> **TASK STATEMENT**
Nothing in the entries may be altered; copy them in full.

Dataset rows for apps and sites
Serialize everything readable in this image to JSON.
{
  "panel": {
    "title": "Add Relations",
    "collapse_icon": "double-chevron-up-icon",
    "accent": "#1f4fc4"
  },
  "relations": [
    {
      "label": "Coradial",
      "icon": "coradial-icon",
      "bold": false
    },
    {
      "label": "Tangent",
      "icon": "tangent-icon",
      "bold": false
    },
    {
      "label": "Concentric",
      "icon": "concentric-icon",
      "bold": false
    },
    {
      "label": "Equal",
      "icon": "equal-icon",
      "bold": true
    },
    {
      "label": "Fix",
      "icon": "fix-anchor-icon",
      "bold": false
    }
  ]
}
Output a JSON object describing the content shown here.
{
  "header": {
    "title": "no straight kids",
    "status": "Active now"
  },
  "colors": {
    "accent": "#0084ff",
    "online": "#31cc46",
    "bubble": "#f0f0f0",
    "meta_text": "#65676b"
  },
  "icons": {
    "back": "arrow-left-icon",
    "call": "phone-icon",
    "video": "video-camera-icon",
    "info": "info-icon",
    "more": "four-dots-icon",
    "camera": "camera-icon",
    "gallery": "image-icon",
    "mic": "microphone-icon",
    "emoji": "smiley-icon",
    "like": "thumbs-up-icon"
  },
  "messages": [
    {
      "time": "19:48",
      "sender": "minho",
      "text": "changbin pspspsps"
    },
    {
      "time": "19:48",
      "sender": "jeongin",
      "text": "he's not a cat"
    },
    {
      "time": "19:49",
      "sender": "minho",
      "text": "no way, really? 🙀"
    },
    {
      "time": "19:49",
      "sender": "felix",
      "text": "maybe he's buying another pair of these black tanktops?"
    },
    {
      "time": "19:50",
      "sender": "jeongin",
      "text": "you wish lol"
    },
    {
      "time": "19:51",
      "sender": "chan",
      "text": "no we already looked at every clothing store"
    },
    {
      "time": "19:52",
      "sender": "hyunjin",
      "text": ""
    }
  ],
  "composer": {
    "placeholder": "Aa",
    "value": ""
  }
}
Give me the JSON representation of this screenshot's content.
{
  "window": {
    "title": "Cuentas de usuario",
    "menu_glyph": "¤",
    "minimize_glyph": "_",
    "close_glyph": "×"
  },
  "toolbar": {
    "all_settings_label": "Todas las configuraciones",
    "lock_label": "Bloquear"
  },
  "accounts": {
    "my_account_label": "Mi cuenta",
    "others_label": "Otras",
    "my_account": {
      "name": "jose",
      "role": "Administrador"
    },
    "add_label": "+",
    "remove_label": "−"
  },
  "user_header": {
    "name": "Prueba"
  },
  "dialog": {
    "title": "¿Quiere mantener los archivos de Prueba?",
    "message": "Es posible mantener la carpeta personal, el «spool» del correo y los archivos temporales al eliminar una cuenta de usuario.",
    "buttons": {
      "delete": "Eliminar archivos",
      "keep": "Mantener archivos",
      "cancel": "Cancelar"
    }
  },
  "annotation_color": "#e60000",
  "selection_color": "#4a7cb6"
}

> **ANSWER TO THE EXERCISE**
Serialize everything readable in this image to JSON.
{
  "panel": {
    "title": "Add Relations",
    "collapse_icon": "double-chevron-up-icon",
    "accent": "#1f4fc4"
  },
  "relations": [
    {
      "label": "Coradial",
      "icon": "coradial-icon",
      "bold": false
    },
    {
      "label": "Tangent",
      "icon": "tangent-icon",
      "bold": false
    },
    {
      "label": "Concentric",
      "icon": "concentric-icon",
      "bold": false
    },
    {
      "label": "Equal",
      "icon": "equal-icon",
      "bold": true
    },
    {
      "label": "Fix",
      "icon": "fix-anchor-icon",
      "bold": false
    }
  ]
}
Output a JSON object describing the content shown here.
{
  "header": {
    "title": "no straight kids",
    "status": "Active now"
  },
  "colors": {
    "accent": "#0084ff",
    "online": "#31cc46",
    "bubble": "#f0f0f0",
    "meta_text": "#65676b"
  },
  "icons": {
    "back": "arrow-left-icon",
    "call": "phone-icon",
    "video": "video-camera-icon",
    "info": "info-icon",
    "more": "four-dots-icon",
    "camera": "camera-icon",
    "gallery": "image-icon",
    "mic": "microphone-icon",
    "emoji": "smiley-icon",
    "like": "thumbs-up-icon"
  },
  "messages": [
    {
      "time": "19:48",
      "sender": "minho",
      "text": "changbin pspspsps"
    },
    {
      "time": "19:48",
      "sender": "jeongin",
      "text": "he's not a cat"
    },
    {
      "time": "19:49",
      "sender": "minho",
      "text": "no way, really? 🙀"
    },
    {
      "time": "19:49",
      "sender": "felix",
      "text": "maybe he's buying another pair of these black tanktops?"
    },
    {
      "time": "19:50",
      "sender": "jeongin",
      "text": "you wish lol"
    },
    {
      "time": "19:51",
      "sender": "chan",
      "text": "no we already looked at every clothing store"
    },
    {
      "time": "19:52",
      "sender": "hyunjin",
      "text": ""
    }
  ],
  "composer": {
    "placeholder": "Aa",
    "value": ""
  }
}
Give me the JSON representation of this screenshot's content.
{
  "window": {
    "title": "Cuentas de usuario",
    "menu_glyph": "¤",
    "minimize_glyph": "_",
    "close_glyph": "×"
  },
  "toolbar": {
    "all_settings_label": "Todas las configuraciones",
    "lock_label": "Bloquear"
  },
  "accounts": {
    "my_account_label": "Mi cuenta",
    "others_label": "Otras",
    "my_account": {
      "name": "jose",
      "role": "Administrador"
    },
    "add_label": "+",
    "remove_label": "−"
  },
  "user_header": {
    "name": "Prueba"
  },
  "dialog": {
    "title": "¿Quiere mantener los archivos de Prueba?",
    "message": "Es posible mantener la carpeta personal, el «spool» del correo y los archivos temporales al eliminar una cuenta de usuario.",
    "buttons": {
      "delete": "Eliminar archivos",
      "keep": "Mantener archivos",
      "cancel": "Cancelar"
    }
  },
  "annotation_color": "#e60000",
  "selection_color": "#4a7cb6"
}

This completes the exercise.